Web page and app entries:
========================================

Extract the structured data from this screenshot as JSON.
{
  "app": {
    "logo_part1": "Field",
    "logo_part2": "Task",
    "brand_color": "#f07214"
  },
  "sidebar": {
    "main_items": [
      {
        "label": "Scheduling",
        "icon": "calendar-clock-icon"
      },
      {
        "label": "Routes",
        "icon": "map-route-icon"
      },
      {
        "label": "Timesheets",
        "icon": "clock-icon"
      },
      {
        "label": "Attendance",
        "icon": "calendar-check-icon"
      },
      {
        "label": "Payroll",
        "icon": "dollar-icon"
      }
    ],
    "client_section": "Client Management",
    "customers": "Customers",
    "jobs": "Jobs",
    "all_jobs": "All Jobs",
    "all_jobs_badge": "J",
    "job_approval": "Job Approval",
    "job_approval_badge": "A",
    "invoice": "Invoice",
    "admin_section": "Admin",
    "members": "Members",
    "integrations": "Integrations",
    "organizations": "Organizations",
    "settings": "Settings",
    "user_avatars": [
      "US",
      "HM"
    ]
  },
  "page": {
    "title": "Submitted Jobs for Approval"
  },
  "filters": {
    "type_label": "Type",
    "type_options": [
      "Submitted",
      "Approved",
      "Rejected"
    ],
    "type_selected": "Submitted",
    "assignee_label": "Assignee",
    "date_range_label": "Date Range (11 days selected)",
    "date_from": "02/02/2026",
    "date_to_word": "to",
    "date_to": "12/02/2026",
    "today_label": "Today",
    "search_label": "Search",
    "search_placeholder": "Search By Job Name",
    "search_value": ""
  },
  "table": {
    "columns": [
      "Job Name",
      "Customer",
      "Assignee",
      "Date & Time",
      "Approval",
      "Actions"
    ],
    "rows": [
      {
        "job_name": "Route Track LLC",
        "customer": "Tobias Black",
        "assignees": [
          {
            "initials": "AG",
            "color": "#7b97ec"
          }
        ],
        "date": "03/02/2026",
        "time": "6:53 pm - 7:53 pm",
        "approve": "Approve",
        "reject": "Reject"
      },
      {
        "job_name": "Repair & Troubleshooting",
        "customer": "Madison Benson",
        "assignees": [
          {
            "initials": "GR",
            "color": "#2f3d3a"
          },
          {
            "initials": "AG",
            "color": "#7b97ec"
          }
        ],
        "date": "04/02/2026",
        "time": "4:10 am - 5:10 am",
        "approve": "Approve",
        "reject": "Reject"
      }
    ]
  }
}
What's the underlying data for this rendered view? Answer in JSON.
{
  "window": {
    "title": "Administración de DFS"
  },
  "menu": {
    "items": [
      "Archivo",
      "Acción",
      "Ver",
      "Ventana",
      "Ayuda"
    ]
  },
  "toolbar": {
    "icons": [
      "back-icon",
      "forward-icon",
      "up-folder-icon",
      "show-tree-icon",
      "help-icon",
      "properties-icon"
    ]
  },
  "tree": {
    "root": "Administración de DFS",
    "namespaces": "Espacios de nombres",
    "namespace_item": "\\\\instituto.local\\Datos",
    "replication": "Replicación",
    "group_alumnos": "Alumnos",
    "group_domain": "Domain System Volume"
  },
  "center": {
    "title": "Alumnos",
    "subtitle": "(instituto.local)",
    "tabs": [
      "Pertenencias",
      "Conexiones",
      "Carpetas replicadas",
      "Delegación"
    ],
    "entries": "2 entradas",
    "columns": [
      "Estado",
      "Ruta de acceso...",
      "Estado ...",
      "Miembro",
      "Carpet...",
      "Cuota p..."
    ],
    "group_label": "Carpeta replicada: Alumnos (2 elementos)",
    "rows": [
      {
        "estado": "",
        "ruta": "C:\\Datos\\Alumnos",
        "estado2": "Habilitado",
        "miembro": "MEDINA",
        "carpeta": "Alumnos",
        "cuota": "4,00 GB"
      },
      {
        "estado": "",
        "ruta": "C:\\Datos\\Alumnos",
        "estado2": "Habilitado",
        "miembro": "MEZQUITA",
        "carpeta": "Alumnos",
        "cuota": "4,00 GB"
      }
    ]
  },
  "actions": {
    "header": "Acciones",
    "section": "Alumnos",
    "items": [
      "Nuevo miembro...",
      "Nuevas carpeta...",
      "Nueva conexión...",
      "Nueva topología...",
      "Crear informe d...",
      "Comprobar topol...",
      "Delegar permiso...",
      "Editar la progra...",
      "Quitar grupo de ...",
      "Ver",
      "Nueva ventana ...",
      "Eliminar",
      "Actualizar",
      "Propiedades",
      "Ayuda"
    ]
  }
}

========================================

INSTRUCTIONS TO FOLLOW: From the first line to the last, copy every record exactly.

RESULT OF THE EXERCISE:
Extract the structured data from this screenshot as JSON.
{
  "app": {
    "logo_part1": "Field",
    "logo_part2": "Task",
    "brand_color": "#f07214"
  },
  "sidebar": {
    "main_items": [
      {
        "label": "Scheduling",
        "icon": "calendar-clock-icon"
      },
      {
        "label": "Routes",
        "icon": "map-route-icon"
      },
      {
        "label": "Timesheets",
        "icon": "clock-icon"
      },
      {
        "label": "Attendance",
        "icon": "calendar-check-icon"
      },
      {
        "label": "Payroll",
        "icon": "dollar-icon"
      }
    ],
    "client_section": "Client Management",
    "customers": "Customers",
    "jobs": "Jobs",
    "all_jobs": "All Jobs",
    "all_jobs_badge": "J",
    "job_approval": "Job Approval",
    "job_approval_badge": "A",
    "invoice": "Invoice",
    "admin_section": "Admin",
    "members": "Members",
    "integrations": "Integrations",
    "organizations": "Organizations",
    "settings": "Settings",
    "user_avatars": [
      "US",
      "HM"
    ]
  },
  "page": {
    "title": "Submitted Jobs for Approval"
  },
  "filters": {
    "type_label": "Type",
    "type_options": [
      "Submitted",
      "Approved",
      "Rejected"
    ],
    "type_selected": "Submitted",
    "assignee_label": "Assignee",
    "date_range_label": "Date Range (11 days selected)",
    "date_from": "02/02/2026",
    "date_to_word": "to",
    "date_to": "12/02/2026",
    "today_label": "Today",
    "search_label": "Search",
    "search_placeholder": "Search By Job Name",
    "search_value": ""
  },
  "table": {
    "columns": [
      "Job Name",
      "Customer",
      "Assignee",
      "Date & Time",
      "Approval",
      "Actions"
    ],
    "rows": [
      {
        "job_name": "Route Track LLC",
        "customer": "Tobias Black",
        "assignees": [
          {
            "initials": "AG",
            "color": "#7b97ec"
          }
        ],
        "date": "03/02/2026",
        "time": "6:53 pm - 7:53 pm",
        "approve": "Approve",
        "reject": "Reject"
      },
      {
        "job_name": "Repair & Troubleshooting",
        "customer": "Madison Benson",
        "assignees": [
          {
            "initials": "GR",
            "color": "#2f3d3a"
          },
          {
            "initials": "AG",
            "color": "#7b97ec"
          }
        ],
        "date": "04/02/2026",
        "time": "4:10 am - 5:10 am",
        "approve": "Approve",
        "reject": "Reject"
      }
    ]
  }
}
What's the underlying data for this rendered view? Answer in JSON.
{
  "window": {
    "title": "Administración de DFS"
  },
  "menu": {
    "items": [
      "Archivo",
      "Acción",
      "Ver",
      "Ventana",
      "Ayuda"
    ]
  },
  "toolbar": {
    "icons": [
      "back-icon",
      "forward-icon",
      "up-folder-icon",
      "show-tree-icon",
      "help-icon",
      "properties-icon"
    ]
  },
  "tree": {
    "root": "Administración de DFS",
    "namespaces": "Espacios de nombres",
    "namespace_item": "\\\\instituto.local\\Datos",
    "replication": "Replicación",
    "group_alumnos": "Alumnos",
    "group_domain": "Domain System Volume"
  },
  "center": {
    "title": "Alumnos",
    "subtitle": "(instituto.local)",
    "tabs": [
      "Pertenencias",
      "Conexiones",
      "Carpetas replicadas",
      "Delegación"
    ],
    "entries": "2 entradas",
    "columns": [
      "Estado",
      "Ruta de acceso...",
      "Estado ...",
      "Miembro",
      "Carpet...",
      "Cuota p..."
    ],
    "group_label": "Carpeta replicada: Alumnos (2 elementos)",
    "rows": [
      {
        "estado": "",
        "ruta": "C:\\Datos\\Alumnos",
        "estado2": "Habilitado",
        "miembro": "MEDINA",
        "carpeta": "Alumnos",
        "cuota": "4,00 GB"
      },
      {
        "estado": "",
        "ruta": "C:\\Datos\\Alumnos",
        "estado2": "Habilitado",
        "miembro": "MEZQUITA",
        "carpeta": "Alumnos",
        "cuota": "4,00 GB"
      }
    ]
  },
  "actions": {
    "header": "Acciones",
    "section": "Alumnos",
    "items": [
      "Nuevo miembro...",
      "Nuevas carpeta...",
      "Nueva conexión...",
      "Nueva topología...",
      "Crear informe d...",
      "Comprobar topol...",
      "Delegar permiso...",
      "Editar la progra...",
      "Quitar grupo de ...",
      "Ver",
      "Nueva ventana ...",
      "Eliminar",
      "Actualizar",
      "Propiedades",
      "Ayuda"
    ]
  }
}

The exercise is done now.